Ralph Peter Shinners was a centerfielder in Major League Baseball who played from 1922 through 1925 for the New York Giants and St. Louis Cardinals. Listed at 6 ft 0 in (1.83 m), 180 lb., Shinners batted and threw right-handed.
Brief Profile: Born in Monches, Wisconsin, Shinners is the only major league player to come out of the Marquette University in Milwaukee, Wisconsin. He enjoyed a solid career in the Minor Leagues, hitting a .300 batting average or more in seven out of nine possible seasons. Shinners was used sparingly in the major leagues for three seasons, but he never was able to fulfill the potential that he showed in the minors.
Professional Career: Shinners started his professional career in 1920 with the American Association Indianapolis Indians, playing for them two years. In 1921 he fairly blazed in the league, batting .346 and stealing 52 bases in 164 games with Indianapolis, more than any other player in organized baseball was credited with. He also hit 50 doubles, 26 triples, and 13 home runs for a .552 slugging percentage. Late in the year, New York Giants’ manager John McGraw obtained Shinners, sending to the Indians in return for him outfielders Eddie Brown and Vern Spencer, two other players to be named later, and $25,000 in cash.
Shinners played briefly for the Giants in part of two seasons, being a member of two World Series champion teams in 1922 and 1923, though he did not play in the Series. At the end of the 1924 season, he was sent by the Giants to Double-A Toledo Mud Hens in exchange for outfielder Lee King.
In 1924 Shinners hit .300 in 148 games for Toledo, before joining the Cardinals in 1925 for his last major league season.
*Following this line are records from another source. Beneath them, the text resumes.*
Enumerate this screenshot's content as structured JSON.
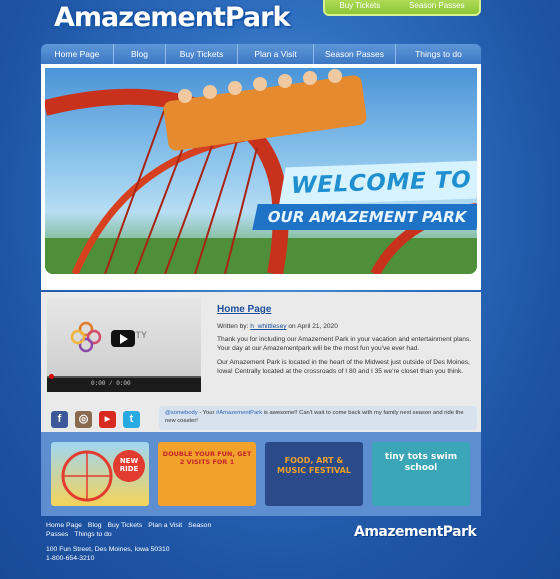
{
  "brand": {
    "logo_text": "AmazementPark",
    "footer_logo_text": "AmazementPark"
  },
  "topbar": {
    "items": [
      "Buy Tickets",
      "Season Passes"
    ]
  },
  "nav": {
    "items": [
      "Home Page",
      "Blog",
      "Buy Tickets",
      "Plan a Visit",
      "Season Passes",
      "Things to do"
    ]
  },
  "hero": {
    "line1": "WELCOME TO",
    "line2": "OUR AMAZEMENT PARK"
  },
  "video": {
    "brand_text": "VITY",
    "time": "0:00 / 0:00"
  },
  "post": {
    "title": "Home Page",
    "written_by": "Written by:",
    "author": "h_whittlesey",
    "date_text": "on April 21, 2020",
    "paragraph1": "Thank you for including our Amazement Park in your vacation and entertainment plans. Your day at our Amazementpark will be the most fun you've ever had.",
    "paragraph2": "Our Amazement Park is located in the heart of the Midwest just outside of Des Moines, Iowa!  Centrally located at the crossroads of I  80 and I  35 we're closet than you think."
  },
  "social": {
    "icons": [
      "facebook-icon",
      "instagram-icon",
      "youtube-icon",
      "twitter-icon"
    ],
    "tweet_handle": "@somebody",
    "tweet_mid": " - Your ",
    "tweet_tag": "#AmazementPark",
    "tweet_rest": " is awesome!! Can't wait to come back with my family next season and ride the new coaster!"
  },
  "promos": [
    {
      "label": "NEW RIDE"
    },
    {
      "label": "DOUBLE YOUR FUN, GET 2 VISITS FOR 1"
    },
    {
      "label": "FOOD, ART & MUSIC FESTIVAL"
    },
    {
      "label": "tiny tots swim school"
    }
  ],
  "footer": {
    "links": [
      "Home Page",
      "Blog",
      "Buy Tickets",
      "Plan a Visit",
      "Season Passes",
      "Things to do"
    ],
    "address": "100 Fun Street, Des Moines, Iowa 50310",
    "phone": "1-800-654-3210"
  }
}
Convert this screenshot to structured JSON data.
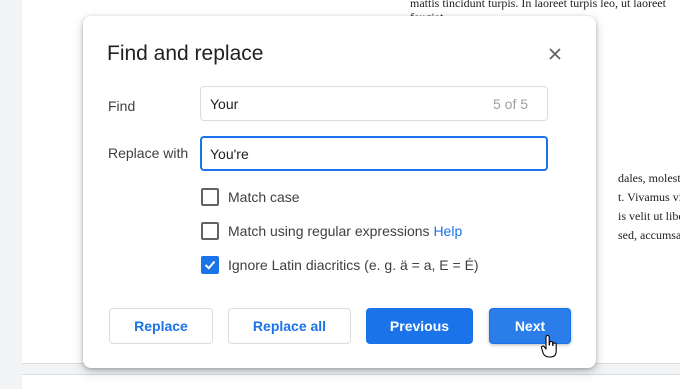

In St. Louis, he posted a .295 average with seven home runs and 36 runs batted in in 74 games, while serving as a backup for outfielders Ray Blades, Chick Blades, Chick Hafey, and Heinie Mueller.
In a three-year major league career, Shinners hit .276 (110-for-399) with 14 doubles, four triples, seven homers and 11 stolen bases in 74 games, driving in 51 runs while scoring 60 times.
Again in the minors, Shinners collected averages of .350 (1928), .337 (1929) and .310 (1930), retiring after the 1931 season. He connected 1294 hits in 4189 at-bats (.309) in 1152 minor league games.
Shinners also managed the Kenosha Comets of the All-American Girls Professional Baseball League during the 1947 season. He then moved to Milwaukee, Wisconsin, where he died at the age of 66.
Acknowledgment: Twenty six years after his death, Shinners became part of the AAGPBL permanent display at the Baseball Hall of Fame and Museum at Cooperstown, New York, which opened in 1988, and which is dedicated to the entire league rather than any individual.
Contributed By: Helen Nordquist